Corrupt money is thought to be pouring into London’s housing market and exacerbating the capital’s housing crisis, with more than £4.2bn worth of property bought using suspicious wealth.
The acquisition of luxury property by corrupt individuals is causing a ripple effect, driving up prices in the rest of the capital and pushing many Londoners out of the city, according to a report by London-based anti-corruption NGO Transparency International.
The organisation claims up to 80 per cent of properties in luxury developments are being snapped up by overseas investors, with 40 per cent sold to individuals from high corruption risk jurisdictions, or to companies based in secrecy havens.

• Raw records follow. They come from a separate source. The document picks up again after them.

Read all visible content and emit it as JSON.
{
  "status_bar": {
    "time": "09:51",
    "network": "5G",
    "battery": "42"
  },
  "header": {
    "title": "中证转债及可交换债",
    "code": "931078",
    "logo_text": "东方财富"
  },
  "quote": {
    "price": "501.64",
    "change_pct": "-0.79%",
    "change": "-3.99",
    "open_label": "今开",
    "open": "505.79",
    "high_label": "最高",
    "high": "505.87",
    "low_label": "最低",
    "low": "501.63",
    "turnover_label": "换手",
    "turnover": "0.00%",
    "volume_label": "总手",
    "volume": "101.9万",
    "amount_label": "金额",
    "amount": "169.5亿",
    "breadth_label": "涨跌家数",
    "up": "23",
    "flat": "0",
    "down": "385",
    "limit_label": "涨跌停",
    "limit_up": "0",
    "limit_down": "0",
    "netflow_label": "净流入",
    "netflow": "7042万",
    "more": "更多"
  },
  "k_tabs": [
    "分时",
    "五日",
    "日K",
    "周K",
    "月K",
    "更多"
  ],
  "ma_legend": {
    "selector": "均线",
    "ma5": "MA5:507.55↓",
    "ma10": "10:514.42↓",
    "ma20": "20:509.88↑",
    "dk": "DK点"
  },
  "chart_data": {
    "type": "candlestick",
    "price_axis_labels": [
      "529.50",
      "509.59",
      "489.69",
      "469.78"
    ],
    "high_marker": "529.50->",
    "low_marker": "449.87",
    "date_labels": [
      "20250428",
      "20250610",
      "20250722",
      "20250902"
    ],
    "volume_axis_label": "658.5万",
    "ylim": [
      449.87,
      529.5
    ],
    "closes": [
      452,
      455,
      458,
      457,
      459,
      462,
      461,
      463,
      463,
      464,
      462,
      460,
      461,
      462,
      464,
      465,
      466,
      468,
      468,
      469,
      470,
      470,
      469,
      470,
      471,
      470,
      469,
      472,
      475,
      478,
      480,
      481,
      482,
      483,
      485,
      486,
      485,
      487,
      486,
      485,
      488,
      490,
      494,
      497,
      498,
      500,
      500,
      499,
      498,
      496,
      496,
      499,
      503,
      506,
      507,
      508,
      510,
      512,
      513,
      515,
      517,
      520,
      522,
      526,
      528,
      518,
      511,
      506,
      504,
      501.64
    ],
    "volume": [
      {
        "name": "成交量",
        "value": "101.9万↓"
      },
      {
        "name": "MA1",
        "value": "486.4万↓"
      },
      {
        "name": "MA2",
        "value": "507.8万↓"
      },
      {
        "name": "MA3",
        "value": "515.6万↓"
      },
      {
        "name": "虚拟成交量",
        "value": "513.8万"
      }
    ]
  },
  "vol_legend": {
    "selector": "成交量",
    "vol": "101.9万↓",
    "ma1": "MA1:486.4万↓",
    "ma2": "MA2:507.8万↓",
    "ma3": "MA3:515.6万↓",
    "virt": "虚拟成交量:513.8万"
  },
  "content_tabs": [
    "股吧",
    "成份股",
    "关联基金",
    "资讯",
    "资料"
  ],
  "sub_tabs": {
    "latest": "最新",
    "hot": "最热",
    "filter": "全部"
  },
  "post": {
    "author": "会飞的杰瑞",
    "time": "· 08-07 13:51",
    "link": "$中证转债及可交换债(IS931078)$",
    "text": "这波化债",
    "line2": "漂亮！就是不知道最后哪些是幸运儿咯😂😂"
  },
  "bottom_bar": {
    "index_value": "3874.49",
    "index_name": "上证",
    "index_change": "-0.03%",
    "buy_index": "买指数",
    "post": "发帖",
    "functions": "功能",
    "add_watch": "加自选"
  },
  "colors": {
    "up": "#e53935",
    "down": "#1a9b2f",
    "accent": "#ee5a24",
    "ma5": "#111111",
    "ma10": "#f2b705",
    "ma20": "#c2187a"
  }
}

Its findings are based on an analysis of Land Registry data for 14 landmark luxury developments, consisting of 2,066 future homes.
London property is seen as a safe haven by corrupt individuals from crisis-torn parts of the world, with ‘anonymous’ companies registered in the UK’s Overseas Territories and Crown Dependencies frequently used to purchase assets and avoid detection.
While there is a multitude of factors contributing to the housing crisis, including a lack of supply and strong domestic demand, Transparency International claims to have found evidence that overseas corruption is playing a ‘significant contributory role’.
The organisation is lobbying for greater transparency to help combat the problem, calling on the government to implement a public beneficial ownership register of overseas companies that own UK land titles originally announced after the May 2016 Global Anti-Corruption Summit.
It also recommends taking tougher action against money laundering and ensuring the UK remains committed to tackling corruption across the globe.
Daniel Bailey, principal at Derbyshire-based Middleton Finance, commented: “I haven’t had any experience of this, but it is certainly something the authorities have to clamp down on.
"It is potentially helping to fuel property prices, which only adds to the big issue of around housing and people being able to afford to buy property there is an adverse effect on people trying to buy.
“I think the government needs to clamp down. As advisers, we have to follow our due diligence and check where the funds are coming from. With mortgages as well, you have to check where the funds are coming from.
“A lot of people have been buying property with cash, which comes down to the estate agents doing the check but they are not regulated. It is an area that needs to be addressed, and maybe tightened.”